Communications minister Steven Joyce told the audience at a telecommunications conference in Auckland today that two graphs have “burnt a hole in his brain”.
During his talk at the 10th annual Telecommunications and ICT Summit, Joyce said the first graph showed the distance to market of OECD countries – with New Zealand at the far right. The second showed the size of those countries' domestic markets. Again New Zealand was on the far right.
Joyce also told the conference that any announcement about the future shape of the government's $1.5 billion broadband plan would be delayed by at least two months. He says the issues are complex and it is better to get it right than to meet the earlier deadine.
“The stakes are high and we can't afford to get it wrong,” he says.
He said the process was reaching the “crunchy point” where a business case would be developed for potential investors.
He added it was too early to say whether the government would move away from its regional rollout plan towards a national plan like the ones proposed by Telecom and Vodafone.
Layer 2 servies are another issue that Joyce described as “crunchy”. The government is looking at equivalence of access and open access and allowing users to access to services of multiple providers over a single connection.
Joyce said the issue is fundamental to the government's NGN plan and needs industry-wide input.
Joyce reminded delegates at the TUANZ Telecommmunications Day conference in May that the possibility of bitstream services was mentioned in the draft proposal on the government's broadband plan.
“I don’t have a problem with a Level 2 service”, Joyce said at the time. “The issue is interoperability and transparency,” he said. He also discussed demand side risk - the possibility that customers may not come to the new network - saying aggregating government demand could be one solution.
Joyce said he appreicates the urgency of delivering rural broadband services. He indicated that a strong focus will be on ensuring rural schools have world-class access and that the spillover to other users from that is a large as possible.
He said further announcements will be made in coming weeks as the wider boradband plan is finalised.
He said he is studying reports on access to ducts and poles, access to land on which these are located and on the Resource Management Act. Regulatory intervention is seen as a blunt instrument to solve these issues.

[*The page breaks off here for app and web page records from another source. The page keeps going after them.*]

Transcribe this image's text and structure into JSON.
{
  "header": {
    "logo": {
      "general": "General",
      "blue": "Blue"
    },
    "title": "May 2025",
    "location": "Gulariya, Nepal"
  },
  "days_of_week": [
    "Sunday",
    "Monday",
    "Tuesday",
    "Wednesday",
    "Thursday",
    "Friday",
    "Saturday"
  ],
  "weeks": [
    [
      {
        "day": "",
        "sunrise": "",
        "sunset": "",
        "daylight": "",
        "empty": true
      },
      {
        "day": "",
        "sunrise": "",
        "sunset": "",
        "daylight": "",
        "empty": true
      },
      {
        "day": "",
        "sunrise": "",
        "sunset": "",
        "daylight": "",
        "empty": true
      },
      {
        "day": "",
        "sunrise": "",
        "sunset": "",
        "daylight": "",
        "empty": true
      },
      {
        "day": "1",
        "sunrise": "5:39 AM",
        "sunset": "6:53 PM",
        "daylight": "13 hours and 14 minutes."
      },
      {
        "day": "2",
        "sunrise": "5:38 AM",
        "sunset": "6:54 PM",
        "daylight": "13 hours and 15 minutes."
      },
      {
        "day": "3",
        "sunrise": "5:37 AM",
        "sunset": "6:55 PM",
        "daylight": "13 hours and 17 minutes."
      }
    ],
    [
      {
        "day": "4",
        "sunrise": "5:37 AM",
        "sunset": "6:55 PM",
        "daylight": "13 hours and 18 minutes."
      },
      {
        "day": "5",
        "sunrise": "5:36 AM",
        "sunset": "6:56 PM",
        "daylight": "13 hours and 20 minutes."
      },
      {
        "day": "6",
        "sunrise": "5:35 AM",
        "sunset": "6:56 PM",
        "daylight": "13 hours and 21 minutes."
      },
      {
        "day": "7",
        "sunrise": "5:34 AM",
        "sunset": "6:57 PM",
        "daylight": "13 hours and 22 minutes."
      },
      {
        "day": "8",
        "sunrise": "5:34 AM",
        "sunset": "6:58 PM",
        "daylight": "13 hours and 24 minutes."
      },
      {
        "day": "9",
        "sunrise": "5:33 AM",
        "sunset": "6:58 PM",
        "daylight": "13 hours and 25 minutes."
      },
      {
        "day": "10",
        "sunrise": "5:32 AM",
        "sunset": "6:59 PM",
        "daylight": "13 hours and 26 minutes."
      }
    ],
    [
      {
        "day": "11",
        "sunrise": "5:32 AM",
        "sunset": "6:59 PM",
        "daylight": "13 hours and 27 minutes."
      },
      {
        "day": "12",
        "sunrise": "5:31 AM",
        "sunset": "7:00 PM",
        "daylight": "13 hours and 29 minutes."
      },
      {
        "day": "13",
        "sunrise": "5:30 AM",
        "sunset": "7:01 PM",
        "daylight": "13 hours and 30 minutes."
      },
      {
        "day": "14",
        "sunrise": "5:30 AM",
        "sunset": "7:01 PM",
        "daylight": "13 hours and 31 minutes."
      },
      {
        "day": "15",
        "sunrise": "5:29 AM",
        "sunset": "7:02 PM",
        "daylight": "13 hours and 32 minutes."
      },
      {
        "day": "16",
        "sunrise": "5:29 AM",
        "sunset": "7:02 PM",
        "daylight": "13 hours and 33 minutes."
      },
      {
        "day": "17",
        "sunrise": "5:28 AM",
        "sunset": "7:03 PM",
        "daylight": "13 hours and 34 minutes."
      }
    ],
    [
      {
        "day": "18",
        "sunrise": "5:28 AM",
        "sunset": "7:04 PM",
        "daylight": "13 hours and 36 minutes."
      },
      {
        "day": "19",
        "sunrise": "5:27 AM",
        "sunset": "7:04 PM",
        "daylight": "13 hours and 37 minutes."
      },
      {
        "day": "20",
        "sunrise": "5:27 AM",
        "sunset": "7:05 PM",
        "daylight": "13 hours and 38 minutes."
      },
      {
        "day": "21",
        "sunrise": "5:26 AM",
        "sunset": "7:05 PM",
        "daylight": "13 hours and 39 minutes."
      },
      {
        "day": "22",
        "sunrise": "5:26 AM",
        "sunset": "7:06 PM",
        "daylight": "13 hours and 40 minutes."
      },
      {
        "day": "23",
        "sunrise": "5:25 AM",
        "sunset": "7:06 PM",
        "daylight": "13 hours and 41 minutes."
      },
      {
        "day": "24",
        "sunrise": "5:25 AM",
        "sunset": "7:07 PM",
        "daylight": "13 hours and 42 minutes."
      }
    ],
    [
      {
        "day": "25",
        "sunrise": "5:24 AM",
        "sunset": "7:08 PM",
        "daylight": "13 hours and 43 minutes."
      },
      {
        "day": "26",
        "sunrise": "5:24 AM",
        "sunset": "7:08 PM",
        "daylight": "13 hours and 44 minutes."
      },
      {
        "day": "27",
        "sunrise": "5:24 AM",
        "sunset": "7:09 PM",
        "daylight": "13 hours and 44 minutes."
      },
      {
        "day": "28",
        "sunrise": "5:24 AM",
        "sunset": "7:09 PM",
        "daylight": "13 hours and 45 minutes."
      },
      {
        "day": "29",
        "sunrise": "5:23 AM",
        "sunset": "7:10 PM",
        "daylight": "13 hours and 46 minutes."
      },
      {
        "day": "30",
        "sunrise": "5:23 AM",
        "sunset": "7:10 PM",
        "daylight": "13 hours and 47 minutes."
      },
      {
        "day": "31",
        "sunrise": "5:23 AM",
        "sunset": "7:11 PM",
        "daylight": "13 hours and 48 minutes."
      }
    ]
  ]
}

Joyce said he prefers commercial arrangements.
Joyce said he would welcome suppliers delivering standards for such access.
Labour's ICT spokesperson Clare Curran, in what she described as her first big speech since taking over the portfolio, reminded the telecommunications industry of the previous government's achievements, including unbundling and regulation.
She said this was about creating a competitive market, not replacing it.
Curran said affordability is a key issue, including a universal service requirement.
She also acknowledged that copyright was one area the Labour government got wrong and said new thinking in that area would be announced soon.
Curran said it was time for the government to admit its planned rollout to 75% of the population would not work. She said it would be brave of the government to acknowledge that, or that the price of the rollout would be a lot more than previously announced.
She reminded National it had supported the Labour government's regulatory reforms, but said there were now “worrying signs” of a "shift to the right”.
She said it was time for the new Commerce Commissioner and Rodney Hide to reaffirm the role of the commission as an independent regulatory authority. She added that it was also time for Telecommunications Commissioner Ross Patterson to return, after completing his sick leave, and the industry would welcome that.